Helicopter money or not helicopter money. It may be the most important economic debate of our time, but it is coming, it’s just a matter of when.
Helicopter money is so named after the late Milton Friedman, in his-life time the high priest of monetary economics, once said that in the event of a re-run of the 1930s Great Depression, if all else failed the central bank could always scatter money across the land from a helicopter.
Friedman made his famous pronouncement in the 1960s, 30 or so years later, a certain Ben Bernanke, before he made it to the exulted heights of chairman of the Fed, said there are theoretical circumstances in which Friedman’s helicopter drop makes sense.
The question is, are those circumstances with us now? To that I would say the answer is probably, but they will most certainly be upon us in a decade or two from now.
So strictly speaking, in this age of electronic money, pure helicopter money is when the central bank creates money and pays it into the bank account of every man, women and child in this country – assuming all these people have bank accounts.
Others say a helicopter drop could be used to credit the government with money. So instead of scattering the money, it is dropped into the government’s own bank account. It could then use this created money to fund spending on infrastructure, or maybe tax credits. I am not so sure that this is true helicopter money, not in the sense envisioned by Friedman.
An advantage to a central bank printing money to fund a government stimulus is that it feels more politically acceptable, easier to sell to the electorate, than government borrowing. Indeed, the very idea of government borrowing in a recession feels intuitively wrong to many people. It’s a tough concept to get across, even if economic theory says such as idea makes sense.
Economists don’t help by disagreeing with each other, and by letting their academic judgement be clouded by ideology. The public have this perception that economists sit on the left wing of the political divide, in reality some economists hold views so far to the right, that they make Attila the Hun seem like one of those touchy-feely types.
Some economists disagree with idea of fiscal stimulus because they say that if a government borrows more, people will expect taxes to go up in the future and thus will save more in anticipation of this, thus nullifying the benefit of the rise in spending.
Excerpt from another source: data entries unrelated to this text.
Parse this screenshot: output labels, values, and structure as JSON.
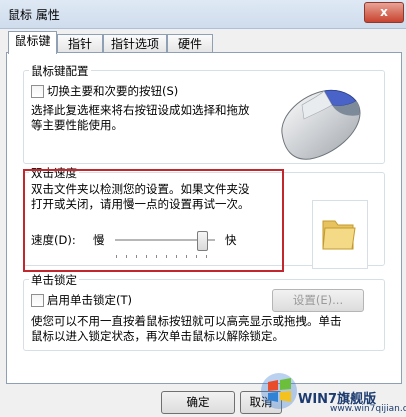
{
  "window": {
    "title": "鼠标 属性",
    "close_label": "x"
  },
  "tabs": [
    {
      "label": "鼠标键"
    },
    {
      "label": "指针"
    },
    {
      "label": "指针选项"
    },
    {
      "label": "硬件"
    }
  ],
  "button_config": {
    "group_title": "鼠标键配置",
    "switch_label": "切换主要和次要的按钮(S)",
    "desc_line1": "选择此复选框来将右按钮设成如选择和拖放",
    "desc_line2": "等主要性能使用。"
  },
  "double_click": {
    "group_title": "双击速度",
    "desc_line1": "双击文件夹以检测您的设置。如果文件夹没",
    "desc_line2": "打开或关闭，请用慢一点的设置再试一次。",
    "speed_label": "速度(D):",
    "slow_label": "慢",
    "fast_label": "快",
    "speed_fraction": 0.9
  },
  "click_lock": {
    "group_title": "单击锁定",
    "enable_label": "启用单击锁定(T)",
    "settings_label": "设置(E)...",
    "desc_line1": "使您可以不用一直按着鼠标按钮就可以高亮显示或拖拽。单击",
    "desc_line2": "鼠标以进入锁定状态，再次单击鼠标以解除锁定。"
  },
  "footer": {
    "ok_label": "确定",
    "cancel_label": "取消"
  },
  "watermark": {
    "text": "WIN7旗舰版",
    "url": "www.win7qijian.com"
  }
}
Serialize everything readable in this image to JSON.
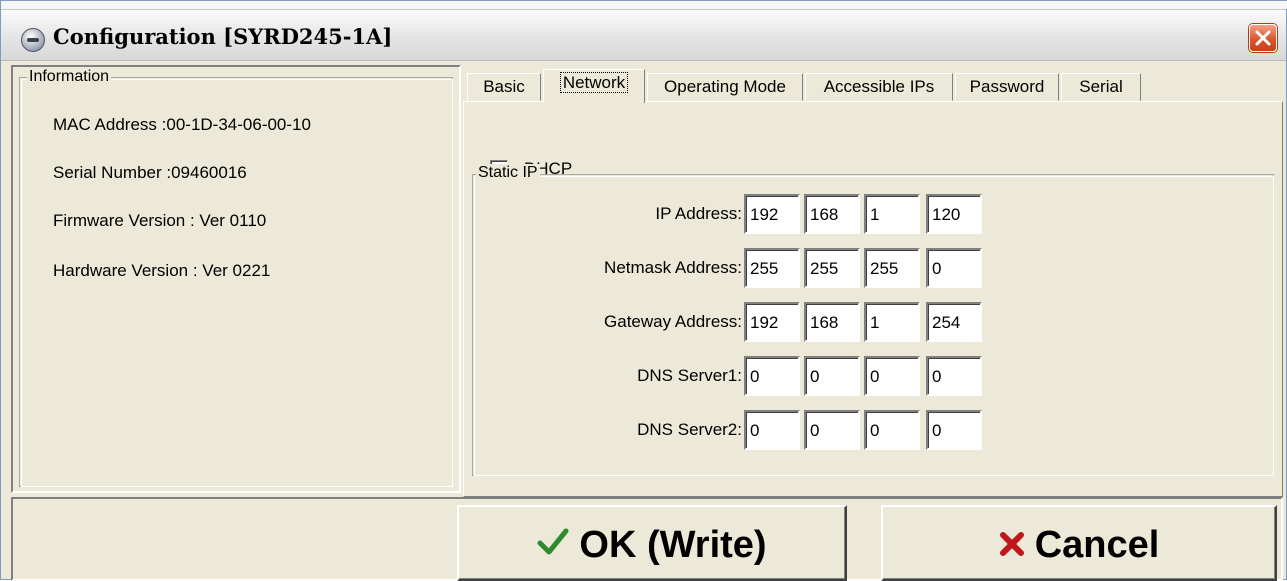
{
  "window": {
    "title": "Configuration [SYRD245-1A]",
    "icon": "device-icon",
    "close_icon": "close-icon"
  },
  "information": {
    "legend": "Information",
    "mac_address": "MAC Address :00-1D-34-06-00-10",
    "serial_number": "Serial Number :09460016",
    "firmware_version": "Firmware Version : Ver 0110",
    "hardware_version": "Hardware Version : Ver 0221"
  },
  "tabs": [
    {
      "label": "Basic",
      "active": false
    },
    {
      "label": "Network",
      "active": true
    },
    {
      "label": "Operating Mode",
      "active": false
    },
    {
      "label": "Accessible IPs",
      "active": false
    },
    {
      "label": "Password",
      "active": false
    },
    {
      "label": "Serial",
      "active": false
    }
  ],
  "network": {
    "dhcp_label": "DHCP",
    "dhcp_checked": false,
    "static_ip_legend": "Static IP",
    "rows": [
      {
        "label": "IP Address:",
        "octets": [
          "192",
          "168",
          "1",
          "120"
        ]
      },
      {
        "label": "Netmask Address:",
        "octets": [
          "255",
          "255",
          "255",
          "0"
        ]
      },
      {
        "label": "Gateway Address:",
        "octets": [
          "192",
          "168",
          "1",
          "254"
        ]
      },
      {
        "label": "DNS Server1:",
        "octets": [
          "0",
          "0",
          "0",
          "0"
        ]
      },
      {
        "label": "DNS Server2:",
        "octets": [
          "0",
          "0",
          "0",
          "0"
        ]
      }
    ]
  },
  "buttons": {
    "ok_label": "OK (Write)",
    "ok_icon": "checkmark-icon",
    "cancel_label": "Cancel",
    "cancel_icon": "x-mark-icon"
  },
  "colors": {
    "ok_check": "#2e8b2e",
    "cancel_x": "#c0161b",
    "close_button": "#d9552d"
  }
}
Such an argument seems totally ignorant of the reality, and indeed irrationality, of human nature.
But if the fiscal stimulus is funded by money printing, what’s the problem?
There seem to be several.
Some economists argue that there is no difference between helicopter money and certain other options, for example governments borrowing at zero interest, or central banks, which are a de facto part of government, buying government debt via quantitative easing. They are wrong for two reasons.
Firstly, when the central bank goes in for quantitative easing (QE), it does so on the understanding it will be temporary. QE may make the cost of government borrowing zero, but it is still debt and will have to be paid back one day. Helicopter money is a permanent injection of money. It is the difference between me offering to give you £1,000 – helicopter money – and lending you £1,000 at zero interest for a few years.
The second reason why economists who say QE funded spending and helicopter money are much the same thing are wrong is psychology. Debt is an unpleasant word, when Theresa May talks about living within our means not being the same thing as austerity she is unintentionally illustrating this point.
Other economists disagree with helicopter money as they say it will lead to hyperinflation. Well that depends. Right now deflation not hyperinflation is the problem. The trick is to get the balance right. This is where pure helicopter money, involving the central bank crediting households’ bank accounts, scores over the central bank funding public investment. Pure helicopter money can be turned off at very short notice if there are hints that inflation may pick up too fast. Helicopter money funding infrastructure investment can’t be turned on and off, otherwise we risk seeing lots of unfinished roads, or railway lines. You can’t stop start infrastructure investment.
Other economists say that helicopter money will be ineffective, that once interest rates go up, all that money created by central banks and sitting in household bank accounts will become a millstone around the neck of commercial banks.
Maybe, but it is hard to get your head around some economists saying helicopter money will lead to hyperinflation others that it will be ineffective. They can’t both be right, and there is a sense that their disagreement has its routes in an ideological aversion to any form of manipulation of the economy.
Theresa May says that her government is going to delay the point when it’s posts a surplus, but not call it off altogether. And in saying that, she limits the extent of fiscal policy no matter how cheap debt is. Helicopter money offers a kind of best of both worlds, stimulus without increasing debt. That feels psychologically more palatable, no matter how cheap debt is.
But now I want you to think forward 15, 20 or 25 years and assume new technologies such as nanotechnology, smart dust, robotics, the internet of things, machine learning, stem cell research, gene editing, quantum computing, 3D and 4D printing and AI have created the potential of living in an age of plenty, but have so disrupted the labour market that demand crashes and we suffer permanent economic depression. In such circumstances, helicopter money may provide the only solution. That is why I say it is inevitable one day.